The warming of the Arctic also means it sees more impact from human activity, the report found. Less sea ice means more shipping traffic, and with it comes pollution of all kinds. Marine noise levels are rising, disturbing marine mammals. Further, 2020 saw a “marine debris event” in Alaska’s Bering Strait, as more and different types of shipping refuse washed ashore.

A sample of notable events and emerging disruptions from across the Arctic.
A sample of notable events and emerging disruptions from across the Arctic.
Image: 2021 Arctic Report Card

Finally, a combination of the climate crisis and the coronavirus pandemic is making it harder for Alaskan Natives to access food, The Hill reported. Climate change is likely decreasing salmon harvests, social distancing requirements are keeping people away from harvesting areas and supply chain issues make it harder to get food from grocery stores.

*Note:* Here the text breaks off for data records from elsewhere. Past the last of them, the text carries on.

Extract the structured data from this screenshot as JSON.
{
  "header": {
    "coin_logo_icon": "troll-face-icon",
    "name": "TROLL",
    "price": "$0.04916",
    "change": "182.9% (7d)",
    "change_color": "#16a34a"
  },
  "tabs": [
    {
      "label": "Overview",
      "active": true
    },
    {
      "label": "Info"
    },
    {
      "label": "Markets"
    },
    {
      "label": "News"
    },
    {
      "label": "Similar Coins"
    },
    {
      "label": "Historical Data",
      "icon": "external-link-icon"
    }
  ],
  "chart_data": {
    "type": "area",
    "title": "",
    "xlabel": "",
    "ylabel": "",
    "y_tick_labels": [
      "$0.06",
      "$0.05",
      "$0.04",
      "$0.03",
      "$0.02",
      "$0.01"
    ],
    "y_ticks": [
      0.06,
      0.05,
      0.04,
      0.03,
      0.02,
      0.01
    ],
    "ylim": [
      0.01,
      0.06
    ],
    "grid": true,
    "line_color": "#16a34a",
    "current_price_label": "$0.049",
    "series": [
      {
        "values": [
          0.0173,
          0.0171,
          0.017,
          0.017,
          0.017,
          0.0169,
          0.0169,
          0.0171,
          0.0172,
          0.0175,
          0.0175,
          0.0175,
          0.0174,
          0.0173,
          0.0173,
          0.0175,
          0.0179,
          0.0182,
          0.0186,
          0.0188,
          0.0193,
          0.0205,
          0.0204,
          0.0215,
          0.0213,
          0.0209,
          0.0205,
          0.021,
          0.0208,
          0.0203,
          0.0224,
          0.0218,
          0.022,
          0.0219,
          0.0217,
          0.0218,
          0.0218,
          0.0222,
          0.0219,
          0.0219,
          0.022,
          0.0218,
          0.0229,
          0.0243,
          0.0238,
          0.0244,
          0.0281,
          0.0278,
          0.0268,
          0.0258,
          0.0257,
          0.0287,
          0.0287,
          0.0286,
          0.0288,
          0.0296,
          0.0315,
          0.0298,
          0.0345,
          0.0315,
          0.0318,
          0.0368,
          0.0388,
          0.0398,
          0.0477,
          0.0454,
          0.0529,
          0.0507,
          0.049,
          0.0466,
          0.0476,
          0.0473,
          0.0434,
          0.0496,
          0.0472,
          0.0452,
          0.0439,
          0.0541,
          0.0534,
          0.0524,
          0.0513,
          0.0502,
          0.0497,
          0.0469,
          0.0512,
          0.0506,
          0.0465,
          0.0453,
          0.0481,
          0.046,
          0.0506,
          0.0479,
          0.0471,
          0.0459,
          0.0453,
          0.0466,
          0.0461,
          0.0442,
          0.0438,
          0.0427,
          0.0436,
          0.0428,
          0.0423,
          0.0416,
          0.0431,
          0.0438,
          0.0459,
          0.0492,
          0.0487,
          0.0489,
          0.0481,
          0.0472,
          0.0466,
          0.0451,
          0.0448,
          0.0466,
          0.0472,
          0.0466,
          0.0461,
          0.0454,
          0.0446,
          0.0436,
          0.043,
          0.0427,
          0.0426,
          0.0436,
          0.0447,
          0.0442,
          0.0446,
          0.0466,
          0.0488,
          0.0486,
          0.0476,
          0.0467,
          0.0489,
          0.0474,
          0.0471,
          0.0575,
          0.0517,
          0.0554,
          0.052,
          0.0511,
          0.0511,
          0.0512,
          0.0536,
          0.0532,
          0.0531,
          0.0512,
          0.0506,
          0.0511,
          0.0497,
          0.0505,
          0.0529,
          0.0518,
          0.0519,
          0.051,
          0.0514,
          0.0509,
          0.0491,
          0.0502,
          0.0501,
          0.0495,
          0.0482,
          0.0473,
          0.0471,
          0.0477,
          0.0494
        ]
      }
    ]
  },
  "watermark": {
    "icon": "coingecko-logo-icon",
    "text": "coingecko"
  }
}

“Local Arctic residents are often required to carry the heaviest burden of dealing with the impacts for which they bear little to no responsibility,” the report authors wrote in their executive summary. “Responding to environmental changes, managing increasing human activities, and improving future outcomes will require attention and efforts at multiple levels of government, across communities and organizations, and amongst Arctic and non-Arctic countries."